## [Work required]
What is the count of lines in the data that hold the string "English"? State the number alone.
▬▬▬▬▬▬
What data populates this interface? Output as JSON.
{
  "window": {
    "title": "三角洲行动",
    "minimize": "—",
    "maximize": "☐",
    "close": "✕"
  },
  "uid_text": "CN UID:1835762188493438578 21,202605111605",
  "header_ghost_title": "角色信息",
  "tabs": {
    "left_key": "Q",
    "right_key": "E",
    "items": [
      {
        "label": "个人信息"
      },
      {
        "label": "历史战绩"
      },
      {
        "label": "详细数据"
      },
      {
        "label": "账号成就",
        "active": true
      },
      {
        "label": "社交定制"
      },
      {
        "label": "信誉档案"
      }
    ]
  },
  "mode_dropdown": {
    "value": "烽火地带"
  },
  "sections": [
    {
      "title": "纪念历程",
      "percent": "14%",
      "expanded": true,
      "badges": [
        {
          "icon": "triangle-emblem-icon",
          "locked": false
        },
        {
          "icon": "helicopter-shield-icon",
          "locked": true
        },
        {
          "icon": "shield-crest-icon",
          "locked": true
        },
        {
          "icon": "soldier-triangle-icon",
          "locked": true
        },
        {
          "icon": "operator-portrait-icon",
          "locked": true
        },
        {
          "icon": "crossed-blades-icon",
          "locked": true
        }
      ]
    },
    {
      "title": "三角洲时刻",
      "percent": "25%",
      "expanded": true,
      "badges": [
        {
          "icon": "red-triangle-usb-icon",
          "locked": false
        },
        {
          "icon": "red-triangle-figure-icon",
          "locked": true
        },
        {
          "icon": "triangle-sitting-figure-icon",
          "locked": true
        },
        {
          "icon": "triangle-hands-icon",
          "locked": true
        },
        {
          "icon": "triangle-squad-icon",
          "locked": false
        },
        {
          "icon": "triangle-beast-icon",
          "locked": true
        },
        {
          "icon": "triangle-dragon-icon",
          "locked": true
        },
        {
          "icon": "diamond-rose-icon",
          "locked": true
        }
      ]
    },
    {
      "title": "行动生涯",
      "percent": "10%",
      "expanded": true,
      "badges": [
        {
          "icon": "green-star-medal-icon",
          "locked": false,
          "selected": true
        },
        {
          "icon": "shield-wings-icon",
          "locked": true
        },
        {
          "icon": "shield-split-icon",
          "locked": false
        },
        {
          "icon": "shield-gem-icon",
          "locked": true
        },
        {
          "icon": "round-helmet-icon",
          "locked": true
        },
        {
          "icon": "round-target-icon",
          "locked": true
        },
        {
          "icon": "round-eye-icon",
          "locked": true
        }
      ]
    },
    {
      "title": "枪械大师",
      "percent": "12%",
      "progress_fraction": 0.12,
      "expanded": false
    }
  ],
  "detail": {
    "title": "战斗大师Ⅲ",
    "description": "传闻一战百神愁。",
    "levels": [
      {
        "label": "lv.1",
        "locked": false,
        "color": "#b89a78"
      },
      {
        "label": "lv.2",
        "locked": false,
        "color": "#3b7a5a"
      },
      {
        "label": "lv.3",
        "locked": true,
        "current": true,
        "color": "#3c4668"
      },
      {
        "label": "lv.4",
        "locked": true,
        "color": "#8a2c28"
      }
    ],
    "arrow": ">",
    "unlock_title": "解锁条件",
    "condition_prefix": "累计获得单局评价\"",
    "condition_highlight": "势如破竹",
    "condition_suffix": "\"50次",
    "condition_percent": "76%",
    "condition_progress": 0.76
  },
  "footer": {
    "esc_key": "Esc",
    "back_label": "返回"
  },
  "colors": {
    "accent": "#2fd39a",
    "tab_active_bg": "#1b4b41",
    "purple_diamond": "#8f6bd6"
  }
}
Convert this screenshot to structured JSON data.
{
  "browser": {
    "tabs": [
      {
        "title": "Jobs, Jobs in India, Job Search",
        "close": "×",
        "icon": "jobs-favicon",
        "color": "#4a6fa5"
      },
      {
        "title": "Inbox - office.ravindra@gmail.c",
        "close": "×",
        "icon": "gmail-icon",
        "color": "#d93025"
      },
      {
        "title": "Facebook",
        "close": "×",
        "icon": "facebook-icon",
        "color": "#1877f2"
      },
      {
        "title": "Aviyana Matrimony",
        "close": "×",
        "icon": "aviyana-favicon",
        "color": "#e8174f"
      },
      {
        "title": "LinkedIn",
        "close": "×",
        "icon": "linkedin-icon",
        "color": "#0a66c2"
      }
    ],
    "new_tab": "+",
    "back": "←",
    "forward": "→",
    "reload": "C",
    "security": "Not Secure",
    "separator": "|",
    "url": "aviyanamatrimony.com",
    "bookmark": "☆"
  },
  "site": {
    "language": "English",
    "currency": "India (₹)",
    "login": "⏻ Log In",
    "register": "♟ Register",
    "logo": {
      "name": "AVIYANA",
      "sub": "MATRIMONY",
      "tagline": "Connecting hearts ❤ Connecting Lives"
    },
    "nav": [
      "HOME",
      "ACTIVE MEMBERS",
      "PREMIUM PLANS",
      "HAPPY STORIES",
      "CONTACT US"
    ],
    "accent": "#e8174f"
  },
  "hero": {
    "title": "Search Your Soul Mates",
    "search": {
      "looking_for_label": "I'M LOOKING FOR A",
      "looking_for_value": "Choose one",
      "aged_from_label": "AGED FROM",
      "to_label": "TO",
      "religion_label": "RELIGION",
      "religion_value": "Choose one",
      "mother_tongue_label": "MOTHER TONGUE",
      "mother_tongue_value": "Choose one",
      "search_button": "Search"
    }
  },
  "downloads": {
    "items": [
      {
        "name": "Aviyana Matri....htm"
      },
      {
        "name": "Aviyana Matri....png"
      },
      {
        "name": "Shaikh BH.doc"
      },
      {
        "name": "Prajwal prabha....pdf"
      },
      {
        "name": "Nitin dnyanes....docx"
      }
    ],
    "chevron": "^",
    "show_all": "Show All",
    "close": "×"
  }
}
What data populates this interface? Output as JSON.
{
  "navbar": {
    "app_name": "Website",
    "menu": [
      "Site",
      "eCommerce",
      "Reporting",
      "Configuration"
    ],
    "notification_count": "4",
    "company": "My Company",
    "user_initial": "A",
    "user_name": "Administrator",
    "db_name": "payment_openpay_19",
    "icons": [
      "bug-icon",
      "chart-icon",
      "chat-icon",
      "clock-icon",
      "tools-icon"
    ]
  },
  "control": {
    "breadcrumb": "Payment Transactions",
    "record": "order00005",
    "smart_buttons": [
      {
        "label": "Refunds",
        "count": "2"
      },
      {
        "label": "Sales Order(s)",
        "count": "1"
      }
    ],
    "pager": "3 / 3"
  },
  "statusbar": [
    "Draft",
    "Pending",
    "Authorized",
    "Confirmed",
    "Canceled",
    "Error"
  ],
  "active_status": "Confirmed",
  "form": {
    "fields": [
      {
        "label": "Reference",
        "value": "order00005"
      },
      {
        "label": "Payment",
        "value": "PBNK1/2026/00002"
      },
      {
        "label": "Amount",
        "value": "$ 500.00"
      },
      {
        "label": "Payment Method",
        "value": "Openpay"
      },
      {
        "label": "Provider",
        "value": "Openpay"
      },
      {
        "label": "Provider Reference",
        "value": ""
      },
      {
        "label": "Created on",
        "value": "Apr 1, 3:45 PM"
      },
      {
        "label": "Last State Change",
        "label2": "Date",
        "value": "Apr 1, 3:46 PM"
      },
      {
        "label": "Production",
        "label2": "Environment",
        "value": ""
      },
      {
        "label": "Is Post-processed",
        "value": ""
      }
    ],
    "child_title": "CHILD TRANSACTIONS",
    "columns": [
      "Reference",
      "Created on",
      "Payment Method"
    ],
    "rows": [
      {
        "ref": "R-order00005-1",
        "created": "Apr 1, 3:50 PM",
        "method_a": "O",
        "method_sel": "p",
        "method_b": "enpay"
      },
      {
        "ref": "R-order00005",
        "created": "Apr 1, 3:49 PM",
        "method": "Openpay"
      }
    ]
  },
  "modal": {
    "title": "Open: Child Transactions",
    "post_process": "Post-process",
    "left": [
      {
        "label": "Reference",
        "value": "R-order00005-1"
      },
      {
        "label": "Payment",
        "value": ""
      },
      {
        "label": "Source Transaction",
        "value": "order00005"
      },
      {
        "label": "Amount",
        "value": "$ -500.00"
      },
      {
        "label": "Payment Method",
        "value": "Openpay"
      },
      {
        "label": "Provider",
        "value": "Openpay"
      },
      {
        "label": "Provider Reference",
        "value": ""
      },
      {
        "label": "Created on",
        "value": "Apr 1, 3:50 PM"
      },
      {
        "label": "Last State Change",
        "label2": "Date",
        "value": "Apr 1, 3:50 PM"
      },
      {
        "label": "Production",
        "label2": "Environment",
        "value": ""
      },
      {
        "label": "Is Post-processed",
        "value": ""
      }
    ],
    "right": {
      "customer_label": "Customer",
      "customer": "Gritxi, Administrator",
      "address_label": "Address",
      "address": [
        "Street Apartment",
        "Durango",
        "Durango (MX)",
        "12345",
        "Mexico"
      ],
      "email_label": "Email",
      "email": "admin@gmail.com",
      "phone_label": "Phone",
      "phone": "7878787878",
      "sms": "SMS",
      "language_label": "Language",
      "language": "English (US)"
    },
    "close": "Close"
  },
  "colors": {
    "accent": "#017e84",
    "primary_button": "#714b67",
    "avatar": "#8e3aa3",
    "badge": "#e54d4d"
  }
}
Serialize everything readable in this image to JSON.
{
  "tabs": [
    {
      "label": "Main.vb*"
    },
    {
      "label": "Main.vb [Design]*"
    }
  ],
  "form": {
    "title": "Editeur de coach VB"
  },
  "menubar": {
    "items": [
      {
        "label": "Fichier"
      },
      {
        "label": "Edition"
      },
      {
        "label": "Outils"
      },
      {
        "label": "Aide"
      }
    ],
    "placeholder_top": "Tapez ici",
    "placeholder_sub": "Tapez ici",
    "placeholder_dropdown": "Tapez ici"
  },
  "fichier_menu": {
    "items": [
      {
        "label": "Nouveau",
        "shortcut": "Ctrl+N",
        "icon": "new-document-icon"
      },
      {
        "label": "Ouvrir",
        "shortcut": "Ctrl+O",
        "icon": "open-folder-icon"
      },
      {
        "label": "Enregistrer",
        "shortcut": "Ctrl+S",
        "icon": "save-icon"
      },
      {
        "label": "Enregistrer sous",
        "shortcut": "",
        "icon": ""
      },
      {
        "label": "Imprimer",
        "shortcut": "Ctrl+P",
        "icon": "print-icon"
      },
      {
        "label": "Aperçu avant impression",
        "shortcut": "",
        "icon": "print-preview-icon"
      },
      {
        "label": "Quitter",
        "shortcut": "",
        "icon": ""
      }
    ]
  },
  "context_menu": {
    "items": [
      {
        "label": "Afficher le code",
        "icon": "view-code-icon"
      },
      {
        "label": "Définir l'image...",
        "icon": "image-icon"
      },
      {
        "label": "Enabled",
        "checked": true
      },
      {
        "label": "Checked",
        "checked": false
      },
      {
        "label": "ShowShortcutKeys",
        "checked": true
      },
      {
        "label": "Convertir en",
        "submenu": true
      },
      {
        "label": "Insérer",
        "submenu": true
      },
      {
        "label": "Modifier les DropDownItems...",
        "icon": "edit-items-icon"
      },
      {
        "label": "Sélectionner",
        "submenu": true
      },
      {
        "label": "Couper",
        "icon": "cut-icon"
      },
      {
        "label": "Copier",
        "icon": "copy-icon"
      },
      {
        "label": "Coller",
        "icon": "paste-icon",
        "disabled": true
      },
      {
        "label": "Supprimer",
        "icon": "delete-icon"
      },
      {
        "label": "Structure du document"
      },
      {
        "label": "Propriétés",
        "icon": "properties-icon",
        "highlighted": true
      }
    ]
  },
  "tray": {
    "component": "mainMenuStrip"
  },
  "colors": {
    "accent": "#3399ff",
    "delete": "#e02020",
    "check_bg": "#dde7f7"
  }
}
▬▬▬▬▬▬
## [Completed task]
2